→ WHAT THE EXERCISE ASKS: If a line holds the word "none", copy it from the entries.

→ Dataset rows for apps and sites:
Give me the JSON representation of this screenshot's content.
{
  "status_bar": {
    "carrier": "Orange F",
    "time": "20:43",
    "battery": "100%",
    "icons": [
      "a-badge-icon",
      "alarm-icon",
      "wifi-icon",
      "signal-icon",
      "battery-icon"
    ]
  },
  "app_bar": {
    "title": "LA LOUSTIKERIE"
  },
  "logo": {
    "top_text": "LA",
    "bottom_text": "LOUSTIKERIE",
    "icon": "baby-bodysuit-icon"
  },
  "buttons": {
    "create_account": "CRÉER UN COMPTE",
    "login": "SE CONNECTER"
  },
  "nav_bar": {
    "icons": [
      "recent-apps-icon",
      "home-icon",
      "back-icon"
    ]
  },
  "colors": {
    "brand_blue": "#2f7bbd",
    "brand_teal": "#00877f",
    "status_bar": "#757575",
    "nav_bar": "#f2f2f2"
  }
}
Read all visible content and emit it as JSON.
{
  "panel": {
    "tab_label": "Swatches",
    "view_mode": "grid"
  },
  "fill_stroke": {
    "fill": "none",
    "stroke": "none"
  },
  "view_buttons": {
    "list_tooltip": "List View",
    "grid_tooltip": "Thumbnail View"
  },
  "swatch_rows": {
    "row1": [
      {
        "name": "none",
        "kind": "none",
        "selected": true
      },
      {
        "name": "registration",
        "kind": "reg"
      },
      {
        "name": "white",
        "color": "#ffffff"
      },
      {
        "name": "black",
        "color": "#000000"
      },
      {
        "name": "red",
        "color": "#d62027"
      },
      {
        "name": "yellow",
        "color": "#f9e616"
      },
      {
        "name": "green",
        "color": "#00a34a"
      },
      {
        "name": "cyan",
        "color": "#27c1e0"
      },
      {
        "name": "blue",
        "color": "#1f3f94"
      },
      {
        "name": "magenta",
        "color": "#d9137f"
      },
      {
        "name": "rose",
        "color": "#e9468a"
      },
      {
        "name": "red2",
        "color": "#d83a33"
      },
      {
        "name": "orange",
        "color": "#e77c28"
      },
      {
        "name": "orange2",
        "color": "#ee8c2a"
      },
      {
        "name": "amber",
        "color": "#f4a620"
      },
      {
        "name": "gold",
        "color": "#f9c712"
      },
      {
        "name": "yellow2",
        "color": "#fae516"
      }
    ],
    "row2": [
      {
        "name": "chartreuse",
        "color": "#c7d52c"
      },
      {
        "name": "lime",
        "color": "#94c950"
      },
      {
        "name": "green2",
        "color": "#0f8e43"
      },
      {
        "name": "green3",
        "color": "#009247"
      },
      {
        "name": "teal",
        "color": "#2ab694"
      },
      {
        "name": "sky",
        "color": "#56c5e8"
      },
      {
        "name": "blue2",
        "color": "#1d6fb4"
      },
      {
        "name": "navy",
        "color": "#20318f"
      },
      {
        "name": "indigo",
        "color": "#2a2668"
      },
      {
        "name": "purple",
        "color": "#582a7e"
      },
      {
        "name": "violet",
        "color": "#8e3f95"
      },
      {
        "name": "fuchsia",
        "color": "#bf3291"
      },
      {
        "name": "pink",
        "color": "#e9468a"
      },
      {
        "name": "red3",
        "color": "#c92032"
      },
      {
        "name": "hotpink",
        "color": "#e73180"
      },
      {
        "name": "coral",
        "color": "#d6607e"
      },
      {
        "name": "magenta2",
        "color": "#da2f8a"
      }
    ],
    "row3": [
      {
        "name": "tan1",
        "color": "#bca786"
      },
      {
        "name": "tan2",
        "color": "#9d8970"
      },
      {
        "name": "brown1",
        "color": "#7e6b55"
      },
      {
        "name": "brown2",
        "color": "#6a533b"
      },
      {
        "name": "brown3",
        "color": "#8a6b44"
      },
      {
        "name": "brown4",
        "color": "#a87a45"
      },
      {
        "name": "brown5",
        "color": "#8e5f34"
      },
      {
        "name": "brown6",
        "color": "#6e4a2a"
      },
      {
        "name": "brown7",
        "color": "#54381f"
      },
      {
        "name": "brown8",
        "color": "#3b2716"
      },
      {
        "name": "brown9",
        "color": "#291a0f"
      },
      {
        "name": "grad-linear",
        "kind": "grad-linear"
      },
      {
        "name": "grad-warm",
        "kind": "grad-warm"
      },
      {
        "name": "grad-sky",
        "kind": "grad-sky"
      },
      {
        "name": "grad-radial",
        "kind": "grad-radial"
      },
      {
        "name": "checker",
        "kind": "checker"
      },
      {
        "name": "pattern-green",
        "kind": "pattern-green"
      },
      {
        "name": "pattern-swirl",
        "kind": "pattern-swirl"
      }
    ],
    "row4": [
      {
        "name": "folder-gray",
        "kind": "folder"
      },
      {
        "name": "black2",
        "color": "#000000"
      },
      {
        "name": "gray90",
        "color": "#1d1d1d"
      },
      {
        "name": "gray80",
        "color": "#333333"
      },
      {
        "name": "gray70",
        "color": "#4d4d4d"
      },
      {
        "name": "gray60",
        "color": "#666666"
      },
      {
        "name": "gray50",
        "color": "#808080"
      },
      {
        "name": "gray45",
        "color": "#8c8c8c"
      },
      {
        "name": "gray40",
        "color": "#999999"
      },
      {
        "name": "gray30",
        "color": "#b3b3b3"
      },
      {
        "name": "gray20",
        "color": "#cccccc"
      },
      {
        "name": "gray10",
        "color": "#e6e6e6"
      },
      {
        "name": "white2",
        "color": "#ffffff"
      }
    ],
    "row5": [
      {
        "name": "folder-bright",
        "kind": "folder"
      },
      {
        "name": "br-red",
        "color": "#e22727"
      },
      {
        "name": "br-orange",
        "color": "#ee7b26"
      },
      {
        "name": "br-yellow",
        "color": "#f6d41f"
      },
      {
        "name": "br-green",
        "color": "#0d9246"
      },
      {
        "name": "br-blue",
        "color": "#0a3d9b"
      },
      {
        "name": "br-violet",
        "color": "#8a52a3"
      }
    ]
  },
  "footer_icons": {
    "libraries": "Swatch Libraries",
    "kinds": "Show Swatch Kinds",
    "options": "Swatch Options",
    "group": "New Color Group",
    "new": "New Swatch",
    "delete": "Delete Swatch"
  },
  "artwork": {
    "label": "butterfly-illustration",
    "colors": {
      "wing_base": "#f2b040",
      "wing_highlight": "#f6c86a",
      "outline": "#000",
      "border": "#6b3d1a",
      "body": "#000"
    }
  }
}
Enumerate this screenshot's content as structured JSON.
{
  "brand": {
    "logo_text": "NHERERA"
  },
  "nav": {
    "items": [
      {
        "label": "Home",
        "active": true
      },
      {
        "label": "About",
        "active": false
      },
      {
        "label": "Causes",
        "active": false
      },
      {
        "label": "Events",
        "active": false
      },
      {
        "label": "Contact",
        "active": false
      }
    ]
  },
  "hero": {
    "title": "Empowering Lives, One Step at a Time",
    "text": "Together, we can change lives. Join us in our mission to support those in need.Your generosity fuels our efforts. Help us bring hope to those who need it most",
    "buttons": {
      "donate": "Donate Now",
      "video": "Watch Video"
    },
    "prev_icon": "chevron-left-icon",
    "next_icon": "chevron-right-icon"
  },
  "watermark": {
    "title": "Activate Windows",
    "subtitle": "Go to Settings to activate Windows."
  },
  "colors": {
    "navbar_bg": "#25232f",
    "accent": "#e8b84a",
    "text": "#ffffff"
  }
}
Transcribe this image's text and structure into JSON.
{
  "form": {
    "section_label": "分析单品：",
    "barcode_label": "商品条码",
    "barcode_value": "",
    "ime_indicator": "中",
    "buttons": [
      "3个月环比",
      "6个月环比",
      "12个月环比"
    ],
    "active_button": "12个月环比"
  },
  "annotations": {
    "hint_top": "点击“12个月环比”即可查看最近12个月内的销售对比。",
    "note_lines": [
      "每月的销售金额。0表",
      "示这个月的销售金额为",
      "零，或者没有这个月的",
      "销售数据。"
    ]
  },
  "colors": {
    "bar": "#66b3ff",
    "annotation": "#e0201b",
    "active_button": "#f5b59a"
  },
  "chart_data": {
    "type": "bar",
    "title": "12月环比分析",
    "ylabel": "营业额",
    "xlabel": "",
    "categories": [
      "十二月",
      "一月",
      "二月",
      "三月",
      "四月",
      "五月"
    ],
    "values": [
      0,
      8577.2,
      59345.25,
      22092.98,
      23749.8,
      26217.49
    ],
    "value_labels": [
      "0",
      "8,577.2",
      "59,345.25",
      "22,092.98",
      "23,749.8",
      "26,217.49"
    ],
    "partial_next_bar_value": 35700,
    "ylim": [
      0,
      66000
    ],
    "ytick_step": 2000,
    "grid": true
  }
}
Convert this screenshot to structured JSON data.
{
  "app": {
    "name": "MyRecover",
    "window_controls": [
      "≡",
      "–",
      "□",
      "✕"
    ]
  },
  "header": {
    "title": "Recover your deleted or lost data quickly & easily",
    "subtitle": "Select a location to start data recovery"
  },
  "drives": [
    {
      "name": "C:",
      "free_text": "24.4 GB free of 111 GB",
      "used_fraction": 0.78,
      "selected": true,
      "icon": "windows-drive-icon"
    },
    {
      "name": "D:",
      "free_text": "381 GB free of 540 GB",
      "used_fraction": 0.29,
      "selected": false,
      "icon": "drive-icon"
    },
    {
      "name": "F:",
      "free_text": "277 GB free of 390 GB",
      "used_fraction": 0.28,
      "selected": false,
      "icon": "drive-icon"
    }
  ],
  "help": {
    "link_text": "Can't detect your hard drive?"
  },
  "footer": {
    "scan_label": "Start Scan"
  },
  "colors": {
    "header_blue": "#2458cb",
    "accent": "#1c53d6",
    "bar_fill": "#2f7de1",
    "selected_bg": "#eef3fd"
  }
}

→ SOLUTION BELOW:
    "fill": "none",
    "stroke": "none"
        "name": "none",
        "kind": "none",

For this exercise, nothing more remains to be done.